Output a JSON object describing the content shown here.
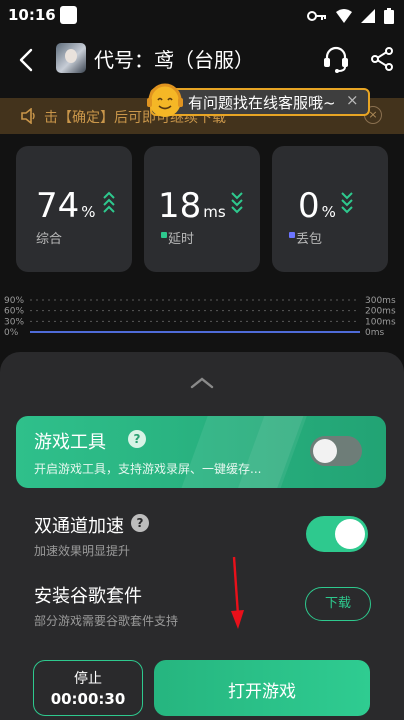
{
  "status_bar": {
    "time": "10:16"
  },
  "nav": {
    "title": "代号：鸢（台服）"
  },
  "banner": {
    "text": "击【确定】后可即可继续下载",
    "close_glyph": "×"
  },
  "cs_bubble": {
    "text": "有问题找在线客服哦~",
    "close_glyph": "×"
  },
  "stats": [
    {
      "value": "74",
      "unit": "%",
      "label": "综合",
      "dot_color": ""
    },
    {
      "value": "18",
      "unit": "ms",
      "label": "延时",
      "dot_color": "#2ec98e"
    },
    {
      "value": "0",
      "unit": "%",
      "label": "丢包",
      "dot_color": "#6b74ff"
    }
  ],
  "chart_data": {
    "type": "line",
    "left_axis_ticks": [
      "90%",
      "60%",
      "30%",
      "0%"
    ],
    "right_axis_ticks": [
      "300ms",
      "200ms",
      "100ms",
      "0ms"
    ],
    "series": [
      {
        "values": [
          0,
          0,
          0,
          0,
          0,
          0,
          0,
          0,
          0,
          0
        ],
        "color": "#4f6bd8"
      }
    ]
  },
  "sheet": {
    "tool": {
      "title": "游戏工具",
      "help": "?",
      "subtitle": "开启游戏工具，支持游戏录屏、一键缓存...",
      "enabled": false
    },
    "dual_channel": {
      "title": "双通道加速",
      "help": "?",
      "subtitle": "加速效果明显提升",
      "enabled": true
    },
    "google": {
      "title": "安装谷歌套件",
      "subtitle": "部分游戏需要谷歌套件支持",
      "button": "下载"
    },
    "stop_button": {
      "label": "停止",
      "time": "00:00:30"
    },
    "play_button": {
      "label": "打开游戏"
    }
  },
  "colors": {
    "accent": "#2ec98e",
    "banner_text": "#c9964a",
    "bubble_border": "#e8a524"
  }
}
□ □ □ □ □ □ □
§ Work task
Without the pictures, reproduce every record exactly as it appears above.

§ Your solution
Output a JSON object describing the content shown here.
{
  "status_bar": {
    "time": "10:16"
  },
  "nav": {
    "title": "代号：鸢（台服）"
  },
  "banner": {
    "text": "击【确定】后可即可继续下载",
    "close_glyph": "×"
  },
  "cs_bubble": {
    "text": "有问题找在线客服哦~",
    "close_glyph": "×"
  },
  "stats": [
    {
      "value": "74",
      "unit": "%",
      "label": "综合",
      "dot_color": ""
    },
    {
      "value": "18",
      "unit": "ms",
      "label": "延时",
      "dot_color": "#2ec98e"
    },
    {
      "value": "0",
      "unit": "%",
      "label": "丢包",
      "dot_color": "#6b74ff"
    }
  ],
  "chart_data": {
    "type": "line",
    "left_axis_ticks": [
      "90%",
      "60%",
      "30%",
      "0%"
    ],
    "right_axis_ticks": [
      "300ms",
      "200ms",
      "100ms",
      "0ms"
    ],
    "series": [
      {
        "values": [
          0,
          0,
          0,
          0,
          0,
          0,
          0,
          0,
          0,
          0
        ],
        "color": "#4f6bd8"
      }
    ]
  },
  "sheet": {
    "tool": {
      "title": "游戏工具",
      "help": "?",
      "subtitle": "开启游戏工具，支持游戏录屏、一键缓存...",
      "enabled": false
    },
    "dual_channel": {
      "title": "双通道加速",
      "help": "?",
      "subtitle": "加速效果明显提升",
      "enabled": true
    },
    "google": {
      "title": "安装谷歌套件",
      "subtitle": "部分游戏需要谷歌套件支持",
      "button": "下载"
    },
    "stop_button": {
      "label": "停止",
      "time": "00:00:30"
    },
    "play_button": {
      "label": "打开游戏"
    }
  },
  "colors": {
    "accent": "#2ec98e",
    "banner_text": "#c9964a",
    "bubble_border": "#e8a524"
  }
}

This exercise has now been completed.